DIRECTIONS FOR THIS TASK:
The lines to return are those below that contain the word "nand".

INPUT:
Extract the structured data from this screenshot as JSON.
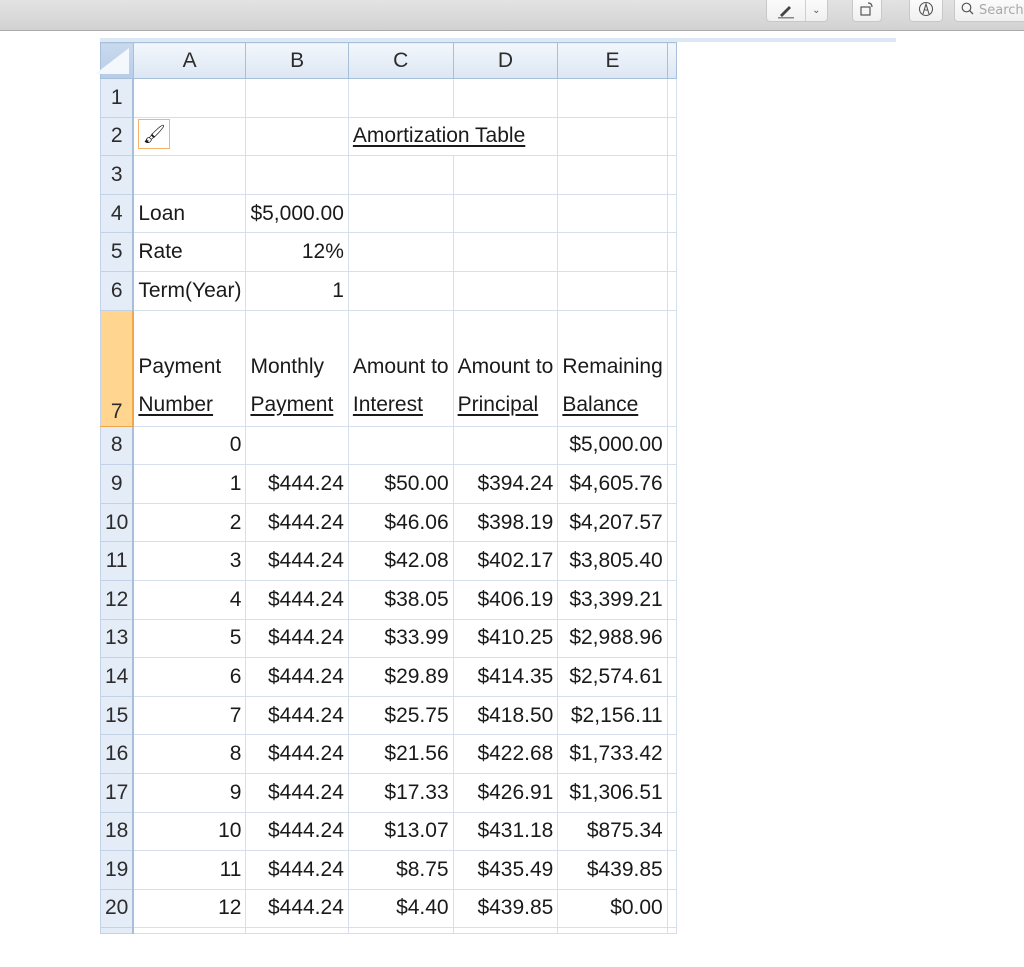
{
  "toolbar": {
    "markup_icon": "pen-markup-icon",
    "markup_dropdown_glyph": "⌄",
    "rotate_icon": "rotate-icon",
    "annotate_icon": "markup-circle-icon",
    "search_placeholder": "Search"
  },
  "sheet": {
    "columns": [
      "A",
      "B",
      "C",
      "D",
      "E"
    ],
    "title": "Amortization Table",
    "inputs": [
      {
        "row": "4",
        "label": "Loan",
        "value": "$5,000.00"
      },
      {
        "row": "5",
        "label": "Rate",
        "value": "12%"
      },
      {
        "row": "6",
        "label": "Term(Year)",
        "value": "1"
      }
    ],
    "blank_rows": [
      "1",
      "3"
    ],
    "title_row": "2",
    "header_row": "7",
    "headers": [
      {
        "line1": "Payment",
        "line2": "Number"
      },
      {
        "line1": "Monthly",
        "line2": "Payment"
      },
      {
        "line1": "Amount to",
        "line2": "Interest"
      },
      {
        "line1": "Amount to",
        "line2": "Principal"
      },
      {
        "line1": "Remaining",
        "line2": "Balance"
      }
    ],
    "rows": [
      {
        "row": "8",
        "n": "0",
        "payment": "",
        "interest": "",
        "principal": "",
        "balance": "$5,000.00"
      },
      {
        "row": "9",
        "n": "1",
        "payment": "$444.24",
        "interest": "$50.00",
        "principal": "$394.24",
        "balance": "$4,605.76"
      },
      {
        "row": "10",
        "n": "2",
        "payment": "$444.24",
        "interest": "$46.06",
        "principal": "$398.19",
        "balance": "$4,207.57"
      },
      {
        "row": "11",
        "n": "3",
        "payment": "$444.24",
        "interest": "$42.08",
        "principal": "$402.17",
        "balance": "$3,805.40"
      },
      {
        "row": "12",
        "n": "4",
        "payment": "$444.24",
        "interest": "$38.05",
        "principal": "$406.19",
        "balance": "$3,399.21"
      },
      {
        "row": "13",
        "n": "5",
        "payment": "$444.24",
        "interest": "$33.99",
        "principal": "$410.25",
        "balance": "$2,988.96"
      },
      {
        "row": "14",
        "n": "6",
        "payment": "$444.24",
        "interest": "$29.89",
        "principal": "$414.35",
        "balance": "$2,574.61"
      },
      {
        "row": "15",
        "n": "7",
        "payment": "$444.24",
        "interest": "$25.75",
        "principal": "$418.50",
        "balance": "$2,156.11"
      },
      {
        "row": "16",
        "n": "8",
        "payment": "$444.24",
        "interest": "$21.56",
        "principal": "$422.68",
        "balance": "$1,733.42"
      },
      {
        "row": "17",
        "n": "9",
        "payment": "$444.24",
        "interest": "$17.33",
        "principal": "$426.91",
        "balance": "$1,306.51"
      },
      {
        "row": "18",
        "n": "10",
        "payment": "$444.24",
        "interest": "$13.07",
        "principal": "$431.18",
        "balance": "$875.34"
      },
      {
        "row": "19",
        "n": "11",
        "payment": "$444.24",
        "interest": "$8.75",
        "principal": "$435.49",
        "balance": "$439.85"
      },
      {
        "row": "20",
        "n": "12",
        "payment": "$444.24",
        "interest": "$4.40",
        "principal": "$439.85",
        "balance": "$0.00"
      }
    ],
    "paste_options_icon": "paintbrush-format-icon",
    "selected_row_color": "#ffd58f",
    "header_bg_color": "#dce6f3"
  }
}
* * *
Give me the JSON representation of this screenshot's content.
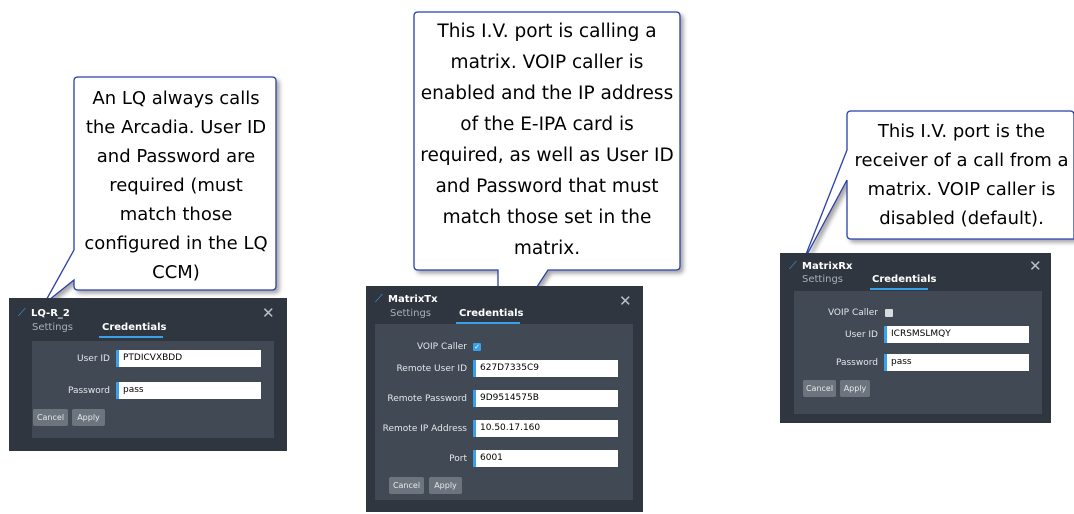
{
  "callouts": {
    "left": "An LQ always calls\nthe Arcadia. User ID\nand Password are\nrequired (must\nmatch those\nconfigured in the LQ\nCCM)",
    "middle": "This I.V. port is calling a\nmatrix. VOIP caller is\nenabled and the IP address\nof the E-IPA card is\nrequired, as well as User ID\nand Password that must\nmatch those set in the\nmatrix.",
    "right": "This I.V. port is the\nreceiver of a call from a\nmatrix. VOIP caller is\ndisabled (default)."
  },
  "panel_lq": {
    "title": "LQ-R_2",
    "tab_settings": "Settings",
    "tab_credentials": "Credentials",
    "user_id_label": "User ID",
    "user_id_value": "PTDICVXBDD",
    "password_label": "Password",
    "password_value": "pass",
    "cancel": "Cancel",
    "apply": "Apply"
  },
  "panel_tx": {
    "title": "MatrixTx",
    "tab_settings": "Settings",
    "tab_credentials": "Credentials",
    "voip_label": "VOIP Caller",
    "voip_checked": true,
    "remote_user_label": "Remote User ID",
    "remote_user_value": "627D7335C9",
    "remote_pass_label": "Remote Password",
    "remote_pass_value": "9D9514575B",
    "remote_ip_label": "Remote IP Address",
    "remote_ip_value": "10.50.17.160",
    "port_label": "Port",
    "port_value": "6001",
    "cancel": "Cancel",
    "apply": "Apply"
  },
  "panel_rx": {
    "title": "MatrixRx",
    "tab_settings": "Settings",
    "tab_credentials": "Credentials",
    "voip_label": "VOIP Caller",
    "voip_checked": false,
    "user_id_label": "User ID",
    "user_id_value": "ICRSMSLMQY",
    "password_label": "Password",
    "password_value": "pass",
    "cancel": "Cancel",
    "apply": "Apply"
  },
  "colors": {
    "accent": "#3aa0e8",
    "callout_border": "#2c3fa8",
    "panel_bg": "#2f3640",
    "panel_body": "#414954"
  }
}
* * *
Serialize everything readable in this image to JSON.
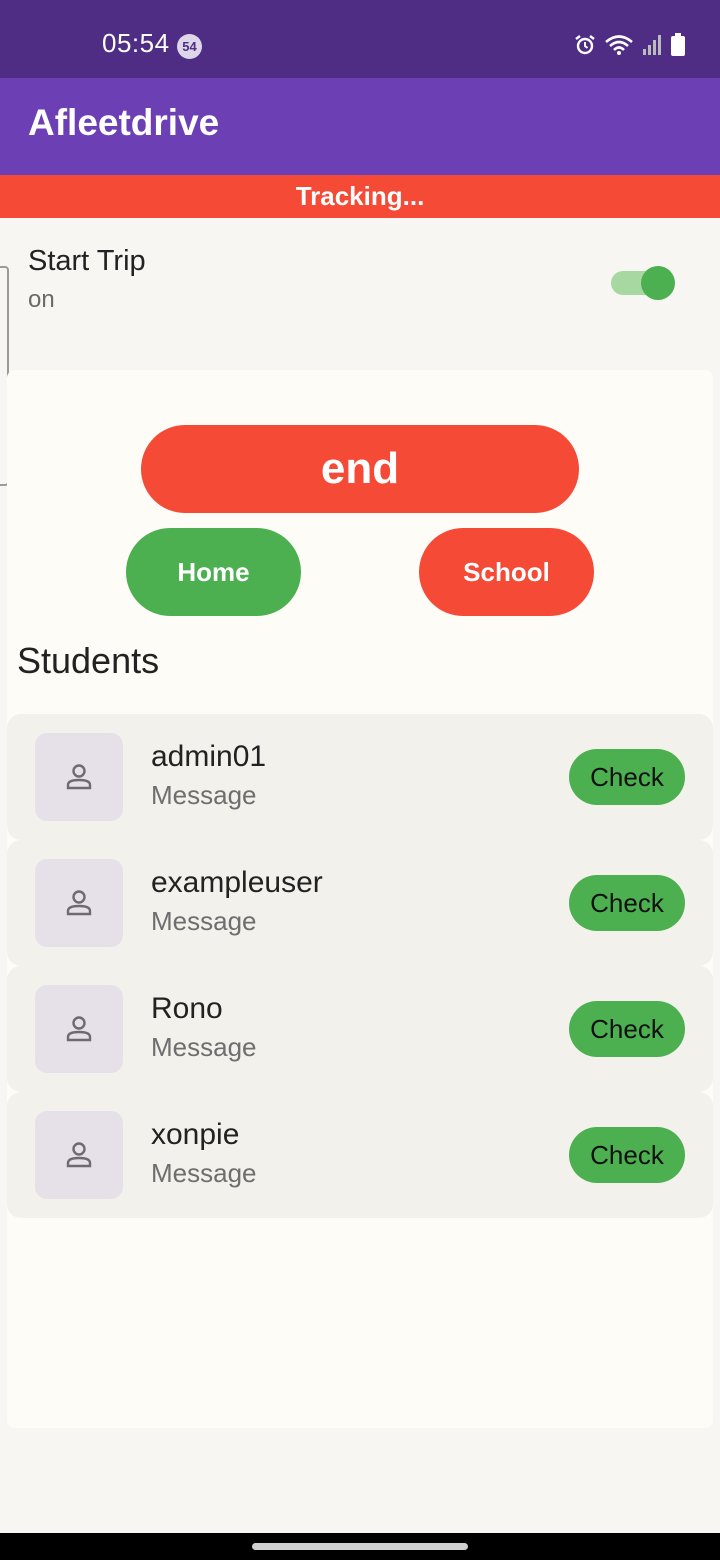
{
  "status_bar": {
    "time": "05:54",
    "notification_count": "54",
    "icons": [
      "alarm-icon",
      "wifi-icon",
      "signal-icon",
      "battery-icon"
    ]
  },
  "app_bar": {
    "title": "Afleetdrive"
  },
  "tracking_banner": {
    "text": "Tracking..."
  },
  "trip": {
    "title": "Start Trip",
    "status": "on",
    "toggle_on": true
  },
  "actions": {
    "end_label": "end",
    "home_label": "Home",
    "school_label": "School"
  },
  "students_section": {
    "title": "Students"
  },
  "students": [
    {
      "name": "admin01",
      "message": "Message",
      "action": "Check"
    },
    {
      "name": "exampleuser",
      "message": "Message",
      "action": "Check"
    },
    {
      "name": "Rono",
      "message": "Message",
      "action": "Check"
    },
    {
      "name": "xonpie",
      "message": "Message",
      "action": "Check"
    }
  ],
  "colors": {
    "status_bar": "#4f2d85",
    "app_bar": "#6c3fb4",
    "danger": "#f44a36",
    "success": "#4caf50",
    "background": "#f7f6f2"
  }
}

RESULT FOR THIS TASK:
    "left": "An LQ always calls\nthe Arcadia. User ID\nand Password are\nrequired (must\nmatch those\nconfigured in the LQ\nCCM)",
    "middle": "This I.V. port is calling a\nmatrix. VOIP caller is\nenabled and the IP address\nof the E-IPA card is\nrequired, as well as User ID\nand Password that must\nmatch those set in the\nmatrix.",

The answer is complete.